An employee stealing company secrets will almost always behave strangely. None of the signs listed here are definitive evidence of spying, but managers should look out for and take note of any of these signs.
Look out for these red flags:
Compromised employees might work strange hours without permission, or attempt to access restricted areas. They might unnecessarily copy classified material, take information home, either as a hard copy or on personal hard-drives. They may send proprietary information via email without authorisation.
If the employee is selling information to a more sophisticated power, they might ignore company policies about installing personal software or hardware. They may also take frequent short, unexplained holidays in other countries.
It is important to take note if an employee behaves in ways which suggest paranoia. This could be showing excessive concern about being investigated, leaving traps in their home or office or looking for listening devices or cameras. These cases warrant a conversation from a place of concern first, as they may need help with mental health concerns. They may be trying to alert you to spying they have spotted. While paranoia is not an admission of guilt, this behaviour would be reasonably expected of someone who is hiding their own actions.
As with all cases of unscrupulous employees, a careful and objective hand is necessary when you suspect someone of stealing company secrets.

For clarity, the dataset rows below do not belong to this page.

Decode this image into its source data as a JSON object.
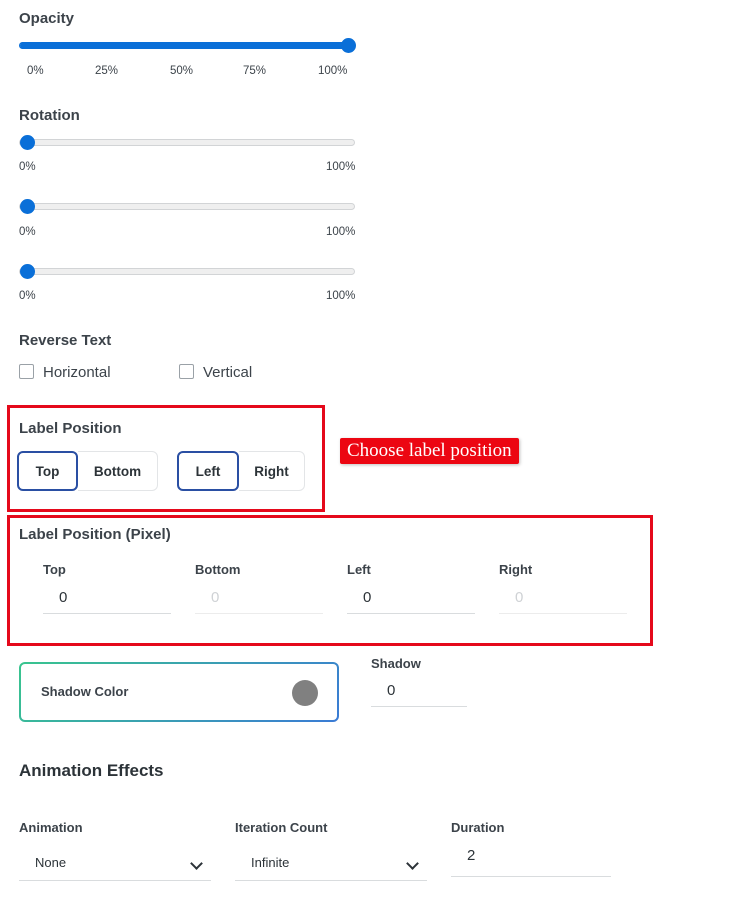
{
  "opacity": {
    "title": "Opacity",
    "value_percent": 100,
    "ticks": [
      "0%",
      "25%",
      "50%",
      "75%",
      "100%"
    ]
  },
  "rotation": {
    "title": "Rotation",
    "sliders": [
      {
        "value_percent": 0,
        "min_label": "0%",
        "max_label": "100%"
      },
      {
        "value_percent": 0,
        "min_label": "0%",
        "max_label": "100%"
      },
      {
        "value_percent": 0,
        "min_label": "0%",
        "max_label": "100%"
      }
    ]
  },
  "reverse_text": {
    "title": "Reverse Text",
    "horizontal_label": "Horizontal",
    "horizontal_checked": false,
    "vertical_label": "Vertical",
    "vertical_checked": false
  },
  "label_position": {
    "title": "Label Position",
    "vertical_options": [
      "Top",
      "Bottom"
    ],
    "vertical_selected": "Top",
    "horizontal_options": [
      "Left",
      "Right"
    ],
    "horizontal_selected": "Left"
  },
  "callout": {
    "text": "Choose label position"
  },
  "label_position_pixel": {
    "title": "Label Position (Pixel)",
    "fields": [
      {
        "label": "Top",
        "value": "0",
        "enabled": true
      },
      {
        "label": "Bottom",
        "value": "0",
        "enabled": false
      },
      {
        "label": "Left",
        "value": "0",
        "enabled": true
      },
      {
        "label": "Right",
        "value": "0",
        "enabled": false
      }
    ]
  },
  "shadow": {
    "color_label": "Shadow Color",
    "color_value": "#808080",
    "shadow_label": "Shadow",
    "shadow_value": "0"
  },
  "animation": {
    "title": "Animation Effects",
    "animation_label": "Animation",
    "animation_value": "None",
    "iteration_label": "Iteration Count",
    "iteration_value": "Infinite",
    "duration_label": "Duration",
    "duration_value": "2"
  },
  "colors": {
    "accent": "#0a6fd8",
    "highlight_red": "#e5091b",
    "selected_border": "#2a4fa3"
  }
}
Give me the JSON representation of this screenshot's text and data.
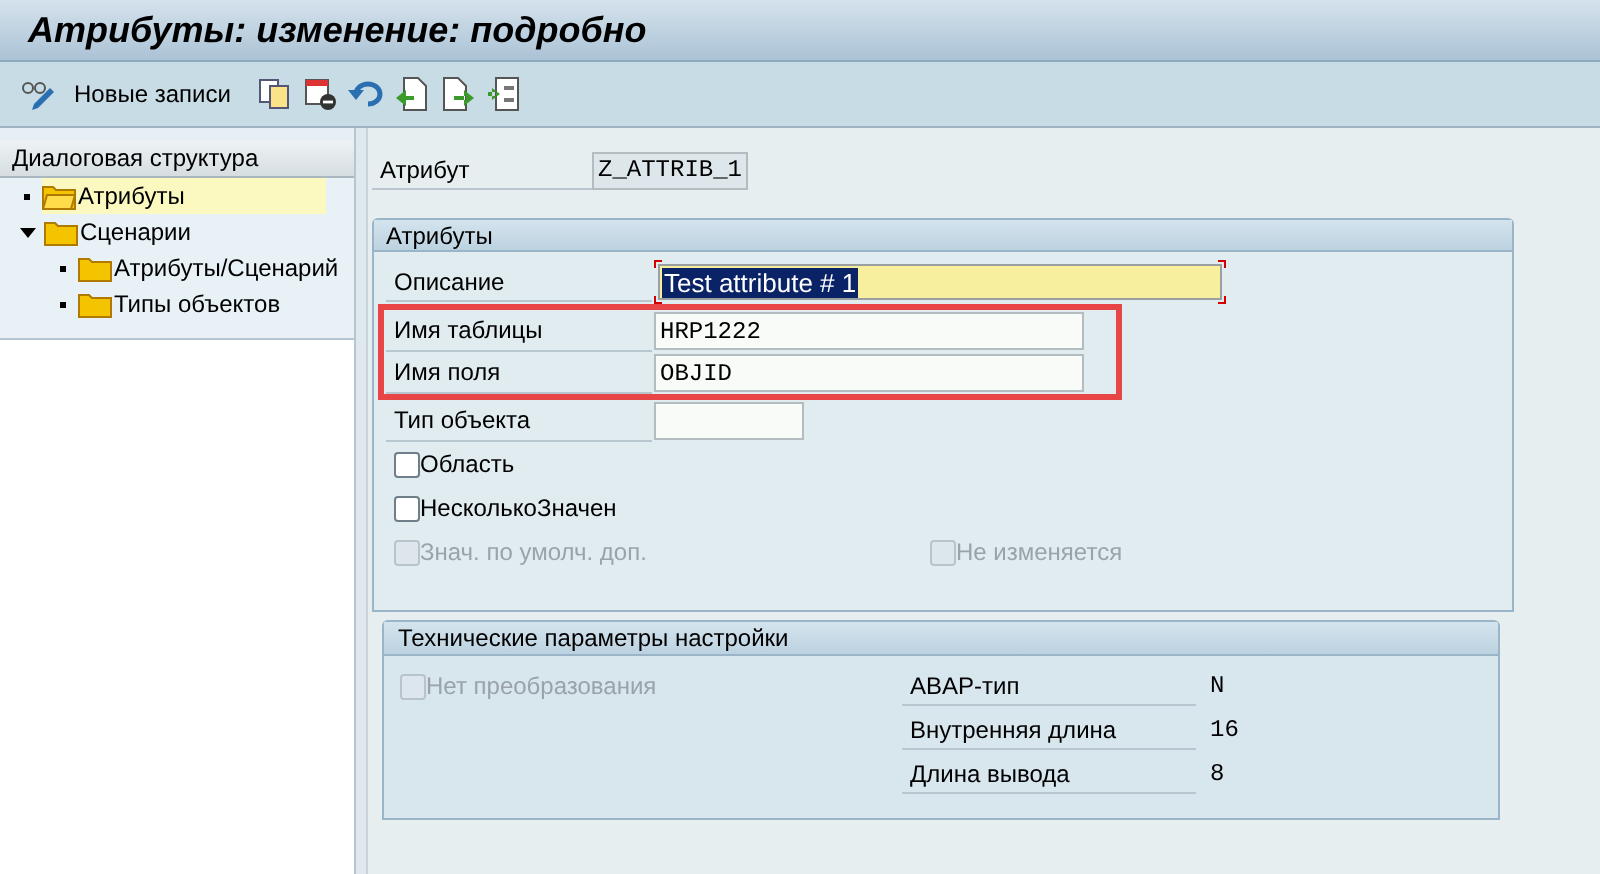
{
  "window": {
    "title": "Атрибуты: изменение: подробно"
  },
  "toolbar": {
    "new_entries": "Новые записи"
  },
  "sidebar": {
    "header": "Диалоговая структура",
    "tree": [
      {
        "label": "Атрибуты",
        "selected": true,
        "expanded": false
      },
      {
        "label": "Сценарии",
        "selected": false,
        "expanded": true,
        "children": [
          {
            "label": "Атрибуты/Сценарий",
            "selected": false,
            "expanded": false
          },
          {
            "label": "Типы объектов",
            "selected": false,
            "expanded": false
          }
        ]
      }
    ]
  },
  "attribute": {
    "label": "Атрибут",
    "value": "Z_ATTRIB_1"
  },
  "group": {
    "title": "Атрибуты",
    "fields": [
      {
        "kind": "required",
        "label": "Описание",
        "value": "Test attribute # 1",
        "highlighted": false
      },
      {
        "kind": "text",
        "label": "Имя таблицы",
        "value": "HRP1222",
        "highlighted": true
      },
      {
        "kind": "text",
        "label": "Имя поля",
        "value": "OBJID",
        "highlighted": true
      },
      {
        "kind": "short",
        "label": "Тип объекта",
        "highlighted": false
      },
      {
        "kind": "checkbox",
        "label": "Область",
        "checked": false,
        "disabled": false,
        "highlighted": false
      },
      {
        "kind": "checkbox",
        "label": "НесколькоЗначен",
        "checked": false,
        "disabled": false,
        "highlighted": false
      },
      {
        "kind": "checkbox_pair",
        "items": [
          {
            "label": "Знач. по умолч. доп.",
            "checked": false,
            "disabled": true
          },
          {
            "label": "Не изменяется",
            "checked": false,
            "disabled": true
          }
        ],
        "highlighted": false
      }
    ]
  },
  "tech": {
    "title": "Технические параметры настройки",
    "checkbox": {
      "label": "Нет преобразования",
      "checked": false,
      "disabled": true
    },
    "props": [
      {
        "label": "ABAP-тип",
        "value": "N"
      },
      {
        "label": "Внутренняя длина",
        "value": "16"
      },
      {
        "label": "Длина вывода",
        "value": "8"
      }
    ]
  }
}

Employers might consider hiring a private investigator to gather more information or evidence before proceeding.
How to Protect your Business from Corporate Espionage

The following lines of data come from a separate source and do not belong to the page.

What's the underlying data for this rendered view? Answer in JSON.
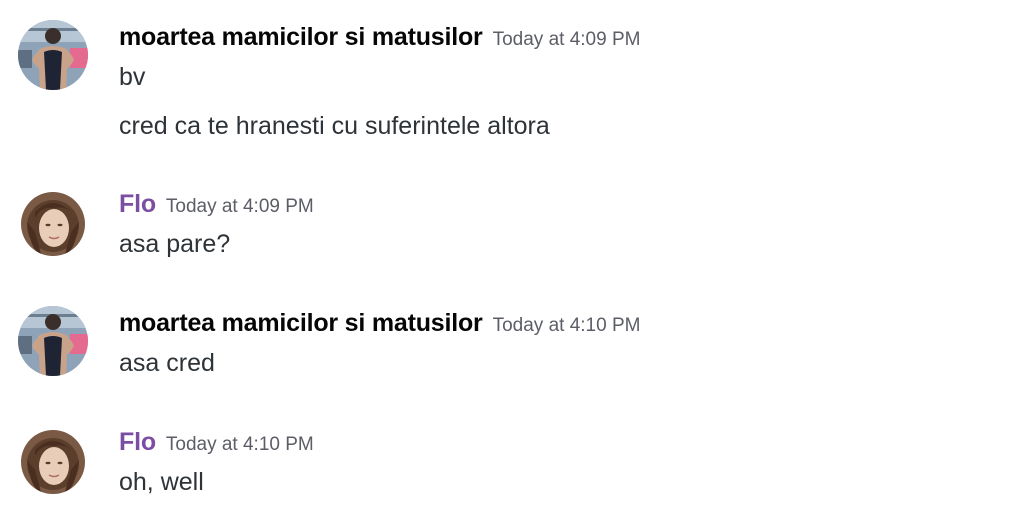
{
  "messages": [
    {
      "author": "moartea mamicilor si matusilor",
      "timestamp": "Today at 4:09 PM",
      "lines": [
        "bv",
        "cred ca te hranesti cu suferintele altora"
      ]
    },
    {
      "author": "Flo",
      "timestamp": "Today at 4:09 PM",
      "lines": [
        "asa pare?"
      ]
    },
    {
      "author": "moartea mamicilor si matusilor",
      "timestamp": "Today at 4:10 PM",
      "lines": [
        "asa cred"
      ]
    },
    {
      "author": "Flo",
      "timestamp": "Today at 4:10 PM",
      "lines": [
        "oh, well"
      ]
    }
  ],
  "colors": {
    "author_default": "#060607",
    "author_flo": "#7b4ea3",
    "timestamp": "#5c5e66",
    "message_text": "#2e3338"
  },
  "icons": {
    "avatar_1": "gym-back-photo-avatar",
    "avatar_2": "woman-portrait-avatar"
  }
}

It’s important to ensure that you protect your business and that all employees maintain the highest standards of security. Make clear that it is a collective responsibility to protect the company from outside aggressors, and that everyone needs to be vigilant. Set up protocols for storing laptops, memory sticks and hard drives and ensure employees do not leave these unattended. Install security checkpoints at various points throughout the premises and ask all guests to sign in at reception.
How Corporate Investigation Services Can Help

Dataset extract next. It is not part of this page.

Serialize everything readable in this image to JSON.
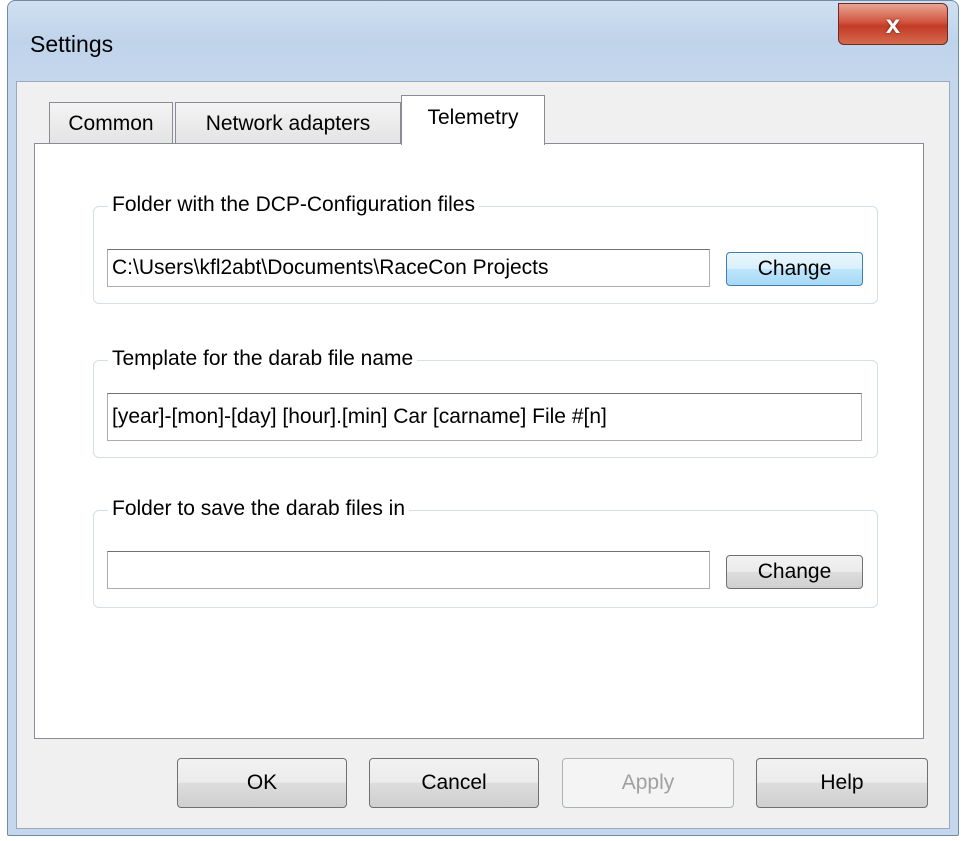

As a company owner, it can be difficult to know how to investigate employees safely and without damaging a valued working relationship. If your employee is showing signs that they might be trading corporate secrets, it is important to be able to investigate discreetly, without making the investigation common knowledge and alerting the suspect.
Private investigation agencies, such as RevealPI, are equipped with the specialised legal knowledge to support a proportional response to any suspected espionage. Private Investigators are experts in surveillance, allowing them to track a suspected employee to ascertain their movements. By using an accredited agency, specialising in corporate investigations, you get high quality evidence of spying without personal risk.
Corporate investigation services also include bug sweeping. This is a method of searching for hidden monitoring devices such as microphones and cameras, that record confidential information or trade secrets. At RevealPI, we offer our clients access to lie detector testing. In a case of suspected corporate espionage, it may be helpful to rule out the involvement of certain colleagues by using this accurate bio-metric test.
Keeping Trade Secrets Safe
Companies often do not uncover cases of corporate espionage, insider trading or corruption until after the culprits use the leaked information. A competitor undercuts your bid for a contract at the last minute, for example, and you realise they knew your plans through unscrupulous means. When key business information and trade secrets are at stake, finding out at this point is too late. Regularly audit your company’s security protocols, including online and building security, to ensure they are up to date.
For more advice on how to protect your trade secrets, or to discuss a suspected case, you can contact RevealPI without any obligations. Our discreet and professional investigators can assess your case and assist with surveillance and security installations.